> TO DO
How many lines in the data below contain the string "this"? State that number only.

> SUPPLIED INFORMATION
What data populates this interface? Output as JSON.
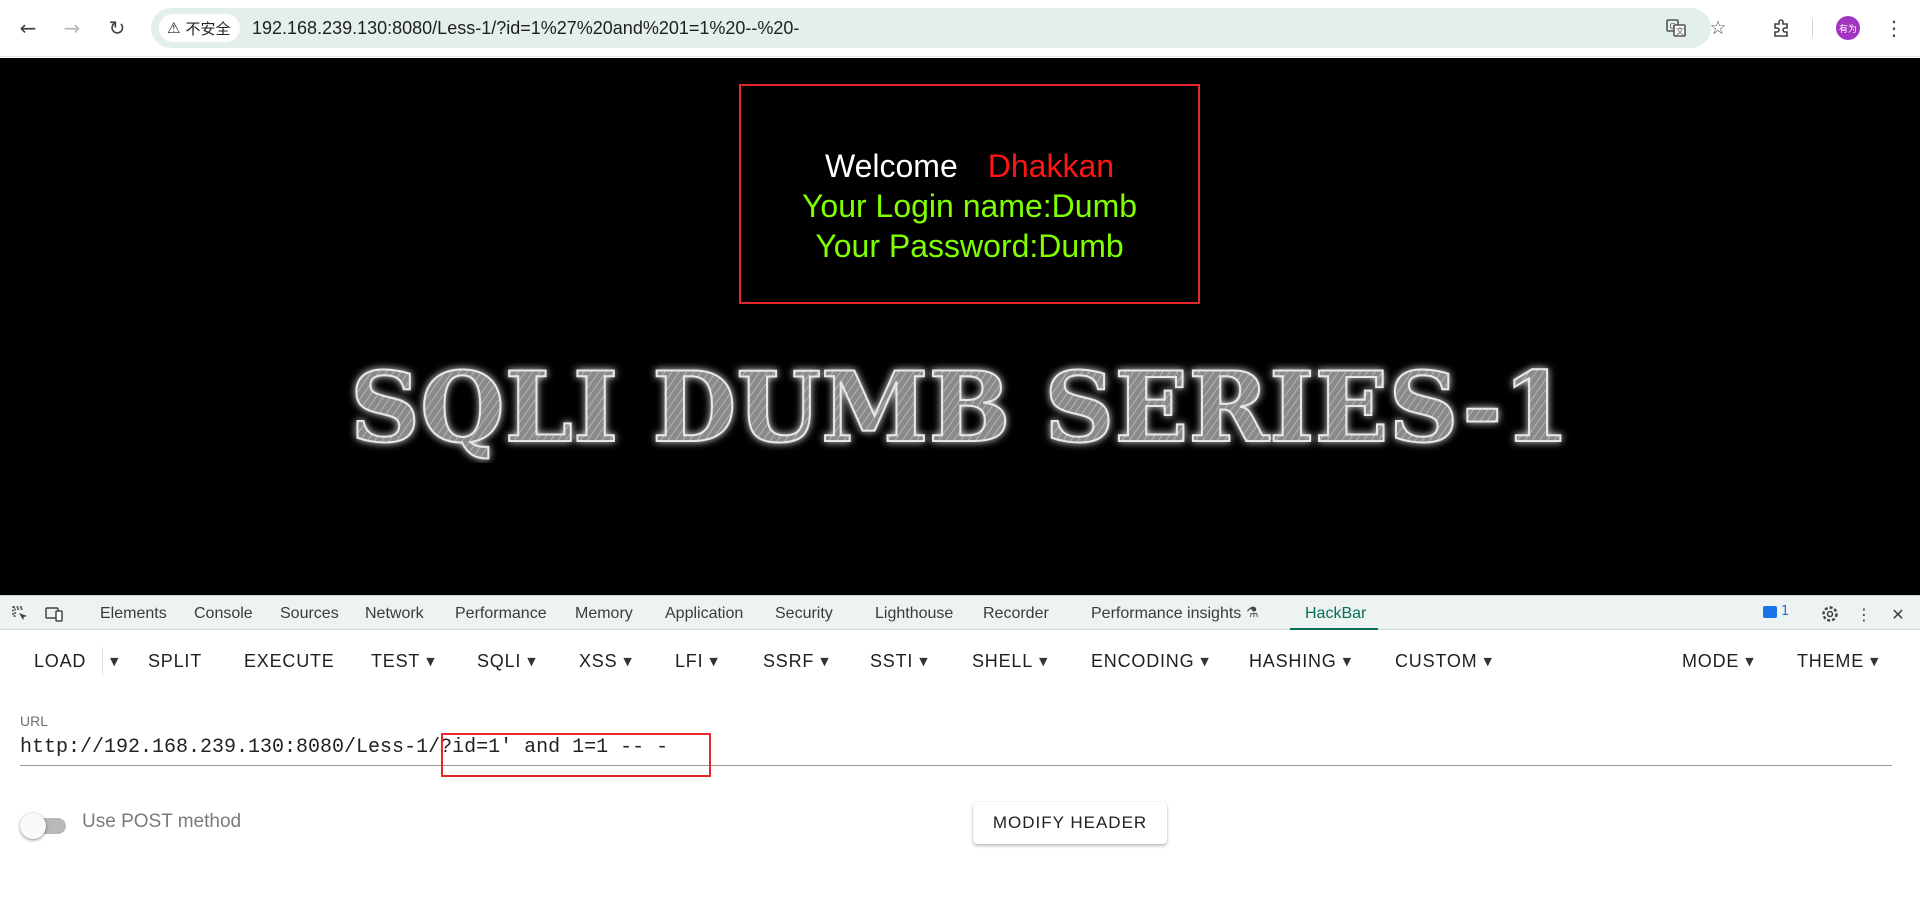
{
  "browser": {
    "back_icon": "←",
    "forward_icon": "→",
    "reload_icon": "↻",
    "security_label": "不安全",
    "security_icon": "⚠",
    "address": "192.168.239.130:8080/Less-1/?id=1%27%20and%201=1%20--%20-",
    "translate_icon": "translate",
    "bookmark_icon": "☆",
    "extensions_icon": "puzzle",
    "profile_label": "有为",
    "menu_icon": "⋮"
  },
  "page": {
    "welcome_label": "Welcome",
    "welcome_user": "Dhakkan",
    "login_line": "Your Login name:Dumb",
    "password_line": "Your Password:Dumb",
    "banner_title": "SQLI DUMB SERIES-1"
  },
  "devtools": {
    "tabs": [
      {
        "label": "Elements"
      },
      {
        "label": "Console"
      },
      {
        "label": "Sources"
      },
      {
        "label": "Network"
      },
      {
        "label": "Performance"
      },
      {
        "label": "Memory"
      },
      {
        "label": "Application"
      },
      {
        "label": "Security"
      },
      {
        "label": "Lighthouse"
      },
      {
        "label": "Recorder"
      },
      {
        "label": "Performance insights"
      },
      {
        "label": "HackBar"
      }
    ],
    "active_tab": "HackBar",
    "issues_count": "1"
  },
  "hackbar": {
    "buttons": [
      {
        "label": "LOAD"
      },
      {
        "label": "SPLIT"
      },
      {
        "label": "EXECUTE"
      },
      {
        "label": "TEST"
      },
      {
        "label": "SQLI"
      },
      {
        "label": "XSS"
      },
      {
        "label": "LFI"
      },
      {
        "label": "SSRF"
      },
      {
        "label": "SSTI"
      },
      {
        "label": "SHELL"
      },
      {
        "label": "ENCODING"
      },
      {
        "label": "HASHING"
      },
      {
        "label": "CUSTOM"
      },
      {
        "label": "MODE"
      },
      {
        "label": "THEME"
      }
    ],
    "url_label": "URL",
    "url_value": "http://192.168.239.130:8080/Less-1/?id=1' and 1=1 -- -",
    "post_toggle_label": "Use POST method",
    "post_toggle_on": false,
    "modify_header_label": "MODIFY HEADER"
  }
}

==

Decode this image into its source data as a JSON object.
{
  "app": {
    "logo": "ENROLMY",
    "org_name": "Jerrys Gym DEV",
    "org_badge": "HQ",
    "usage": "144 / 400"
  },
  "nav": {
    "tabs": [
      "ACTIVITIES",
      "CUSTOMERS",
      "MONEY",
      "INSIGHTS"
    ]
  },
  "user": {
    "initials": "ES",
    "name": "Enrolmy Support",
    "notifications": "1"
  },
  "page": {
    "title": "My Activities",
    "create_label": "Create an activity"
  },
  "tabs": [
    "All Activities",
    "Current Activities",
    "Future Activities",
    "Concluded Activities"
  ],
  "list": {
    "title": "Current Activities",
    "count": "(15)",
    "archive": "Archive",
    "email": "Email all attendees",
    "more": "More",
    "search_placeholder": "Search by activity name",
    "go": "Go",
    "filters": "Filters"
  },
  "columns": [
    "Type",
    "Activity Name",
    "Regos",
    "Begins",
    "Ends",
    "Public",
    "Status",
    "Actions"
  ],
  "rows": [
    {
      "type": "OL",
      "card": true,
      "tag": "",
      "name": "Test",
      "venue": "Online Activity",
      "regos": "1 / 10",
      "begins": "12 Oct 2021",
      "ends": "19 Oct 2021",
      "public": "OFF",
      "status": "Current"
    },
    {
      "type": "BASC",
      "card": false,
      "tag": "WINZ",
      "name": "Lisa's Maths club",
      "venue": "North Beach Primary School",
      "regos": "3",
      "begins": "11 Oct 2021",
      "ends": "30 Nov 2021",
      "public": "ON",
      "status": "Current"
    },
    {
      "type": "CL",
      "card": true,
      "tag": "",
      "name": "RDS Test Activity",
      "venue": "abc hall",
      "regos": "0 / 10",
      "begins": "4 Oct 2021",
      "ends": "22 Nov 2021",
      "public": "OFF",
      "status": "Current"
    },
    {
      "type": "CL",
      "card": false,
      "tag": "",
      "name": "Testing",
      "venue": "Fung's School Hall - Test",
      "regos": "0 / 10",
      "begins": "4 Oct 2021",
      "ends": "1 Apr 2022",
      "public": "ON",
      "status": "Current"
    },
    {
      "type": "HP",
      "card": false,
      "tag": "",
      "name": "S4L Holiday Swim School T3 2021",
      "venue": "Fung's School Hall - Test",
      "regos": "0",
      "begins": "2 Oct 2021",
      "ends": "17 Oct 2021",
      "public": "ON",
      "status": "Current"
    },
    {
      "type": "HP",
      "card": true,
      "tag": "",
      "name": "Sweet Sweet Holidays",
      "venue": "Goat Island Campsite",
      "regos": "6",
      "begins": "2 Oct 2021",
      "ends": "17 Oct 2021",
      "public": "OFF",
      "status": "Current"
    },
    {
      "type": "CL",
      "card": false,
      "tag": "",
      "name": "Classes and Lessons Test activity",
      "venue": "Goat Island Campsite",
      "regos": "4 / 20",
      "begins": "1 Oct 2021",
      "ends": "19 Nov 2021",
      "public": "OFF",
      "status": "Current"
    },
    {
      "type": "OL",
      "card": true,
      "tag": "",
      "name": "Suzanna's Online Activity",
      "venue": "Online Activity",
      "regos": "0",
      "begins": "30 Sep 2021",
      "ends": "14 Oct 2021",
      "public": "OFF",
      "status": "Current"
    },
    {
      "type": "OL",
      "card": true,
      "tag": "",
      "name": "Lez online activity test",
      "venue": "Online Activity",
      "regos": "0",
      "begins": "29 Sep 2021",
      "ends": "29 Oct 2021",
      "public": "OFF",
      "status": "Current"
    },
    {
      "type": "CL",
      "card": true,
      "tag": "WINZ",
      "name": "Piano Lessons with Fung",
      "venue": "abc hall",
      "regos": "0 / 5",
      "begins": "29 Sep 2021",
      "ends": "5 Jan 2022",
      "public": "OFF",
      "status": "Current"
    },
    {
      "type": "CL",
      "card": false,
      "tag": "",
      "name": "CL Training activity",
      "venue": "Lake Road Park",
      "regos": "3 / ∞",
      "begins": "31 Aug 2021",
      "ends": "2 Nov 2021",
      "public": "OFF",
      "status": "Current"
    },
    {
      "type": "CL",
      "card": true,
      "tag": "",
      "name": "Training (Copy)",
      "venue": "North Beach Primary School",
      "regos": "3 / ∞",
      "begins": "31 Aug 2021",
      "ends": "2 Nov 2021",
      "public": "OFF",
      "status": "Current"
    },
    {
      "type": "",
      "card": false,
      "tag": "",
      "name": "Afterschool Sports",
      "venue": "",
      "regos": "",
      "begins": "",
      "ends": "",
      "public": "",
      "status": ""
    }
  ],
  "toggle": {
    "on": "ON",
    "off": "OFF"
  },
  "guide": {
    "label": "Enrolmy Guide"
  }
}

> THE COMPLETED TASK
2